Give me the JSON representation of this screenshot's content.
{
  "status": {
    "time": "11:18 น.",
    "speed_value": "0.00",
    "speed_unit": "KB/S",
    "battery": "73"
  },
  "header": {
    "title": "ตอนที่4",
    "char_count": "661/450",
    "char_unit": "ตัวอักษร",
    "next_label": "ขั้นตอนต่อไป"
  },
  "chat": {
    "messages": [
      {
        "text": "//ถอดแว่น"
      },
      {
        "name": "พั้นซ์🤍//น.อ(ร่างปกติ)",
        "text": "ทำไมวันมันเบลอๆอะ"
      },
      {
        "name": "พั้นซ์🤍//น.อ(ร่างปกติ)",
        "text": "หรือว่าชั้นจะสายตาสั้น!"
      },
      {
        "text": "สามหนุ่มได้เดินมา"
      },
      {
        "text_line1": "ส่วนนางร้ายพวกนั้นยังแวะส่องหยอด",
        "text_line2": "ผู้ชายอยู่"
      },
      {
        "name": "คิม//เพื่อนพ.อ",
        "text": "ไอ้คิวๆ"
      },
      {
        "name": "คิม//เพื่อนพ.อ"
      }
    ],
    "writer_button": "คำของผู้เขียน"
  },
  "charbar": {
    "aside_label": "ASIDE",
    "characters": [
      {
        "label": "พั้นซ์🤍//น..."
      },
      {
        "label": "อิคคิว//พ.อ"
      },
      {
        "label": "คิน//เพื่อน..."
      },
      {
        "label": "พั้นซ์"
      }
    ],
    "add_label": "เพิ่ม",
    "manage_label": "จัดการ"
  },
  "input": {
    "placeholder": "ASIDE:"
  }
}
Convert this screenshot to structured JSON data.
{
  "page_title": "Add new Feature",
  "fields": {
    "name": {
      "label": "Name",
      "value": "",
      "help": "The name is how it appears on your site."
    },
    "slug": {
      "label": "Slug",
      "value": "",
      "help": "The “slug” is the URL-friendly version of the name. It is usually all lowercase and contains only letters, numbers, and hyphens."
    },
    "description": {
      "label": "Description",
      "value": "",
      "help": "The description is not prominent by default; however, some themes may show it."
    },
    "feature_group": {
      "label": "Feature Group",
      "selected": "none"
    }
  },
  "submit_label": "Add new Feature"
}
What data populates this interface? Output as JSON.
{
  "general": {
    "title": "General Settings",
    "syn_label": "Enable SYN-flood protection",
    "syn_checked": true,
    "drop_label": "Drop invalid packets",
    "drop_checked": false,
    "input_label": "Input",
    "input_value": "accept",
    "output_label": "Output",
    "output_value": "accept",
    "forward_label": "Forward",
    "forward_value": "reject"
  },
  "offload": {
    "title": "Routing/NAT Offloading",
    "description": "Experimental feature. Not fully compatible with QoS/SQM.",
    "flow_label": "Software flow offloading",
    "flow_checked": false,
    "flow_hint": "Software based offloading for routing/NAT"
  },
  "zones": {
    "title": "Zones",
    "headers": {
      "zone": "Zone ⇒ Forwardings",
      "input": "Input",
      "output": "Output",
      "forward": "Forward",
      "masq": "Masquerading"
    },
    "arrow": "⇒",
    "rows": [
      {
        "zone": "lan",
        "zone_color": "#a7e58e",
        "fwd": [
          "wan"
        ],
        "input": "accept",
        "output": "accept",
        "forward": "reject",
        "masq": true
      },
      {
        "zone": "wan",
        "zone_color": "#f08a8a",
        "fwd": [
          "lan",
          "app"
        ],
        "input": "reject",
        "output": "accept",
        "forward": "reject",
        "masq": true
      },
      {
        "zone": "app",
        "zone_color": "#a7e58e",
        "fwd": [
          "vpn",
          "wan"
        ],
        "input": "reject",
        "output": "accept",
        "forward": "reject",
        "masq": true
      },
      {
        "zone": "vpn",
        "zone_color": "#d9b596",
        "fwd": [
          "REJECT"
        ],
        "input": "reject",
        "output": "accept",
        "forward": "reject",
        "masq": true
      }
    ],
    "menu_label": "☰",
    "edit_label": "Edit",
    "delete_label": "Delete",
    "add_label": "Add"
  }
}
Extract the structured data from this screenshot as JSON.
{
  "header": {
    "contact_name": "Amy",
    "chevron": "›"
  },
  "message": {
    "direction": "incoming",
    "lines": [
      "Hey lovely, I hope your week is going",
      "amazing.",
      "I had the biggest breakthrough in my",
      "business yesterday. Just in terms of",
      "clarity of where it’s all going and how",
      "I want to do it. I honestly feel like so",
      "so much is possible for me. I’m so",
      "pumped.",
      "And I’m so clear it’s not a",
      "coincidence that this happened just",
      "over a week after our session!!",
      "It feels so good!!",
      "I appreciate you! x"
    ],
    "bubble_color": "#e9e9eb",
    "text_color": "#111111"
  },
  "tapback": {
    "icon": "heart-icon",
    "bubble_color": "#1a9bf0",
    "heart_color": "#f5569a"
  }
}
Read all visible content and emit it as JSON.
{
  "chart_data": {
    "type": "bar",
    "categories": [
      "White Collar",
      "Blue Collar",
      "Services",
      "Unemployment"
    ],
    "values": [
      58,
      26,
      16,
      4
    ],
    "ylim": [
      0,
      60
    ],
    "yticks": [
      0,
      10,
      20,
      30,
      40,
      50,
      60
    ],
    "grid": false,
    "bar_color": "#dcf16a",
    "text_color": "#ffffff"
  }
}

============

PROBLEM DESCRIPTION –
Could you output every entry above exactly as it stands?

WORKED SOLUTION –
Give me the JSON representation of this screenshot's content.
{
  "status": {
    "time": "11:18 น.",
    "speed_value": "0.00",
    "speed_unit": "KB/S",
    "battery": "73"
  },
  "header": {
    "title": "ตอนที่4",
    "char_count": "661/450",
    "char_unit": "ตัวอักษร",
    "next_label": "ขั้นตอนต่อไป"
  },
  "chat": {
    "messages": [
      {
        "text": "//ถอดแว่น"
      },
      {
        "name": "พั้นซ์🤍//น.อ(ร่างปกติ)",
        "text": "ทำไมวันมันเบลอๆอะ"
      },
      {
        "name": "พั้นซ์🤍//น.อ(ร่างปกติ)",
        "text": "หรือว่าชั้นจะสายตาสั้น!"
      },
      {
        "text": "สามหนุ่มได้เดินมา"
      },
      {
        "text_line1": "ส่วนนางร้ายพวกนั้นยังแวะส่องหยอด",
        "text_line2": "ผู้ชายอยู่"
      },
      {
        "name": "คิม//เพื่อนพ.อ",
        "text": "ไอ้คิวๆ"
      },
      {
        "name": "คิม//เพื่อนพ.อ"
      }
    ],
    "writer_button": "คำของผู้เขียน"
  },
  "charbar": {
    "aside_label": "ASIDE",
    "characters": [
      {
        "label": "พั้นซ์🤍//น..."
      },
      {
        "label": "อิคคิว//พ.อ"
      },
      {
        "label": "คิน//เพื่อน..."
      },
      {
        "label": "พั้นซ์"
      }
    ],
    "add_label": "เพิ่ม",
    "manage_label": "จัดการ"
  },
  "input": {
    "placeholder": "ASIDE:"
  }
}
Convert this screenshot to structured JSON data.
{
  "page_title": "Add new Feature",
  "fields": {
    "name": {
      "label": "Name",
      "value": "",
      "help": "The name is how it appears on your site."
    },
    "slug": {
      "label": "Slug",
      "value": "",
      "help": "The “slug” is the URL-friendly version of the name. It is usually all lowercase and contains only letters, numbers, and hyphens."
    },
    "description": {
      "label": "Description",
      "value": "",
      "help": "The description is not prominent by default; however, some themes may show it."
    },
    "feature_group": {
      "label": "Feature Group",
      "selected": "none"
    }
  },
  "submit_label": "Add new Feature"
}
What data populates this interface? Output as JSON.
{
  "general": {
    "title": "General Settings",
    "syn_label": "Enable SYN-flood protection",
    "syn_checked": true,
    "drop_label": "Drop invalid packets",
    "drop_checked": false,
    "input_label": "Input",
    "input_value": "accept",
    "output_label": "Output",
    "output_value": "accept",
    "forward_label": "Forward",
    "forward_value": "reject"
  },
  "offload": {
    "title": "Routing/NAT Offloading",
    "description": "Experimental feature. Not fully compatible with QoS/SQM.",
    "flow_label": "Software flow offloading",
    "flow_checked": false,
    "flow_hint": "Software based offloading for routing/NAT"
  },
  "zones": {
    "title": "Zones",
    "headers": {
      "zone": "Zone ⇒ Forwardings",
      "input": "Input",
      "output": "Output",
      "forward": "Forward",
      "masq": "Masquerading"
    },
    "arrow": "⇒",
    "rows": [
      {
        "zone": "lan",
        "zone_color": "#a7e58e",
        "fwd": [
          "wan"
        ],
        "input": "accept",
        "output": "accept",
        "forward": "reject",
        "masq": true
      },
      {
        "zone": "wan",
        "zone_color": "#f08a8a",
        "fwd": [
          "lan",
          "app"
        ],
        "input": "reject",
        "output": "accept",
        "forward": "reject",
        "masq": true
      },
      {
        "zone": "app",
        "zone_color": "#a7e58e",
        "fwd": [
          "vpn",
          "wan"
        ],
        "input": "reject",
        "output": "accept",
        "forward": "reject",
        "masq": true
      },
      {
        "zone": "vpn",
        "zone_color": "#d9b596",
        "fwd": [
          "REJECT"
        ],
        "input": "reject",
        "output": "accept",
        "forward": "reject",
        "masq": true
      }
    ],
    "menu_label": "☰",
    "edit_label": "Edit",
    "delete_label": "Delete",
    "add_label": "Add"
  }
}
Extract the structured data from this screenshot as JSON.
{
  "header": {
    "contact_name": "Amy",
    "chevron": "›"
  },
  "message": {
    "direction": "incoming",
    "lines": [
      "Hey lovely, I hope your week is going",
      "amazing.",
      "I had the biggest breakthrough in my",
      "business yesterday. Just in terms of",
      "clarity of where it’s all going and how",
      "I want to do it. I honestly feel like so",
      "so much is possible for me. I’m so",
      "pumped.",
      "And I’m so clear it’s not a",
      "coincidence that this happened just",
      "over a week after our session!!",
      "It feels so good!!",
      "I appreciate you! x"
    ],
    "bubble_color": "#e9e9eb",
    "text_color": "#111111"
  },
  "tapback": {
    "icon": "heart-icon",
    "bubble_color": "#1a9bf0",
    "heart_color": "#f5569a"
  }
}
Read all visible content and emit it as JSON.
{
  "chart_data": {
    "type": "bar",
    "categories": [
      "White Collar",
      "Blue Collar",
      "Services",
      "Unemployment"
    ],
    "values": [
      58,
      26,
      16,
      4
    ],
    "ylim": [
      0,
      60
    ],
    "yticks": [
      0,
      10,
      20,
      30,
      40,
      50,
      60
    ],
    "grid": false,
    "bar_color": "#dcf16a",
    "text_color": "#ffffff"
  }
}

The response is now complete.